Claiming that road signage is the prerogative of Wales’ local authorities and then decreeing every aspect of policy concerning their format and siting is merely perpetuating a dishonesty – what is there left for councils to decide?  A more honest policy would be simply to move the responsibility to the highways authorities which are already direct agencies of national government.

Wednesday, 4 June 2014

Making assumptions

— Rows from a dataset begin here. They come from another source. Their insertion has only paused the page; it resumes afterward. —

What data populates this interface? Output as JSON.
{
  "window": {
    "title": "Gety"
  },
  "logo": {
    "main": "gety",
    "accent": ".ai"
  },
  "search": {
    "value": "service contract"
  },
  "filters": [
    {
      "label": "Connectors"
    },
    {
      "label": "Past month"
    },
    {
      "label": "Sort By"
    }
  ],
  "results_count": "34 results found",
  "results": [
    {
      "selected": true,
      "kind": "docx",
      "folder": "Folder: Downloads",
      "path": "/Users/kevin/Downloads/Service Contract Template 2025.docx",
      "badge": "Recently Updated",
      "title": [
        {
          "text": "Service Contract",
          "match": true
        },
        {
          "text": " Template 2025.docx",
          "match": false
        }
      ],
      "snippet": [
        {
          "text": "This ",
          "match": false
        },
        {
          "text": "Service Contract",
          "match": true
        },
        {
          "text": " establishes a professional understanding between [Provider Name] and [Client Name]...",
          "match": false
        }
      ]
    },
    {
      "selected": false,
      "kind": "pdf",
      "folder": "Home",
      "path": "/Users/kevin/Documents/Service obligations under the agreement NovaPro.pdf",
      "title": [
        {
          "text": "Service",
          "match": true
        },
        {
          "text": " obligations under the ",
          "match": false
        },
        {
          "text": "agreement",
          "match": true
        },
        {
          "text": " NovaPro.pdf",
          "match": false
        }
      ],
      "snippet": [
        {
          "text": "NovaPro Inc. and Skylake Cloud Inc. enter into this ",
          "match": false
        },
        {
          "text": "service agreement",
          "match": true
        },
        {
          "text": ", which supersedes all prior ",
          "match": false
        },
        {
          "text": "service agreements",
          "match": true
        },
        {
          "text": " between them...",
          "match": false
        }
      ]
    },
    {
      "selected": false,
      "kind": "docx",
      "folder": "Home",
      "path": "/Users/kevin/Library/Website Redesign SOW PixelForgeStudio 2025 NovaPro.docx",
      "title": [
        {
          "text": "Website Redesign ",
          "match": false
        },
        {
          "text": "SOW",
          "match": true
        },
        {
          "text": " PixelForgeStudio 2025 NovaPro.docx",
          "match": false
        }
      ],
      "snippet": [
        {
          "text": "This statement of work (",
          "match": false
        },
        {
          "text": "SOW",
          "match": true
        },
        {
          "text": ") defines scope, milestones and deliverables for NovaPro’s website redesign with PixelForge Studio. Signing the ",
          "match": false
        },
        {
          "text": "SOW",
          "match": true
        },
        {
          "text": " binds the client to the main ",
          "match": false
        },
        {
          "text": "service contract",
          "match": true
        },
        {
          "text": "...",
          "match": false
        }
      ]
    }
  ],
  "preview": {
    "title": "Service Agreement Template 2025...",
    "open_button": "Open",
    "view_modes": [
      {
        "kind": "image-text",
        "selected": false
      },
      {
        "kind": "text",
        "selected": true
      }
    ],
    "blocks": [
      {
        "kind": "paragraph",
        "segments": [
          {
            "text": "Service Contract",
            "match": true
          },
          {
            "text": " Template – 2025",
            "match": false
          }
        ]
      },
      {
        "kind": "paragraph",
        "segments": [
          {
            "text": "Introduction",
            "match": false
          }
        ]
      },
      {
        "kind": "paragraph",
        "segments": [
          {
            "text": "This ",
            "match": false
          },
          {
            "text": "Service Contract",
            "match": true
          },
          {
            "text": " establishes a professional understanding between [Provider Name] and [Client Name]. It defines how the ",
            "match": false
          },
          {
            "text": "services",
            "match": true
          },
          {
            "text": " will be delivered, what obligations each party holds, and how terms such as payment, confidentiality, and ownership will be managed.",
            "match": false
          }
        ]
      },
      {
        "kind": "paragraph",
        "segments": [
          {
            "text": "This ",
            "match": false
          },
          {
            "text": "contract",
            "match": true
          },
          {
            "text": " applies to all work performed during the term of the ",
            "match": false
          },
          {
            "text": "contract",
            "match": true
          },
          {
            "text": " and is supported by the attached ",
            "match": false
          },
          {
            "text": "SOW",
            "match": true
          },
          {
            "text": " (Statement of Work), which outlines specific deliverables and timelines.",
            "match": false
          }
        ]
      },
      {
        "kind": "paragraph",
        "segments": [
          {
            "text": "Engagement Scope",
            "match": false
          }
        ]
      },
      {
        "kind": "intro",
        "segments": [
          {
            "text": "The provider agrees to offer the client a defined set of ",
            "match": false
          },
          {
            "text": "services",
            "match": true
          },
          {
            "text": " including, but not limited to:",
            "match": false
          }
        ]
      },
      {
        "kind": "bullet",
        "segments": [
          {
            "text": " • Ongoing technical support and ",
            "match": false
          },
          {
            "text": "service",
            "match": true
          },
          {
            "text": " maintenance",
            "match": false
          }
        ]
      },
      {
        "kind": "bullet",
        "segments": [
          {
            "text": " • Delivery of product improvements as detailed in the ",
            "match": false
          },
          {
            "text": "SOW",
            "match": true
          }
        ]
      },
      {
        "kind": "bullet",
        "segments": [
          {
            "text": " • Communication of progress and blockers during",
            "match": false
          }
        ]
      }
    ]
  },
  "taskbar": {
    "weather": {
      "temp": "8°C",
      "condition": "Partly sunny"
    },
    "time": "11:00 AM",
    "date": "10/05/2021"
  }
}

The operators of one of the UK’s AGR nuclear power stations, Dungeness B, have applied for a relaxation in the safety margin for the deterioration of the graphite core.  The dependence of this particular type of reactor on the performance of a particular material over the long term is another of those “little details” which have passed most of us by, and underlines the complex engineering challenges which the designers and builders of such stations have faced.
In itself, the proposed relaxation is probably not a major concern; the level was set on a fairly arbitrary bases in the first place (with a large margin of error presumably).  No one can really be certain what the “right” limit is exactly until it’s reached – which will of course be too late.  But I’m actually less concerned about the specific proposed relaxation than I am about the reasons for the deterioration exceeding expectations, which seems to me potentially a much greater problem.
There’s already talk of the need for a further relaxation in three years’ time: and whilst repeated relaxations should concern us more than just the one, most of us don’t have the technical expertise to know whether we should really be worried or not.
But actually, the aspect of all this which concerns me most was not the relaxation itself, or even the potential need for a further one in three years’ time.  It was, rather, the statement that they want to keep the AGR’s running until at least 2023 “... until the planned next generation of nuclear power stations came on line ...”.  I do not believe for one moment that there will be a single new reactor producing electricity in the UK by 2023 or for some years after that, and I find it hard to believe that even the strongest supporters of nuclear energy can seriously be planning on the basis of such an assumption.  And here’s my real concern about the proposed relaxation at this stage: relaxing the rules a little on the basis of an invalid planning assumption, instead of looking for a viable alternative now, could end up locking us into a situation where there is “no choice” but to make further relaxations every few years.
And it might not just be the graphite cores in the end; other components of the stations will also come to the end of their design lives as well.  We could easily be facing a “need” to make further compromises with safety.
What we really need is not to relax safety standards, but a planned move away from nuclear generation.  Neither the companies looking to make a profit nor the politicians who see only jobs when they look at nuclear power stations are helping with that.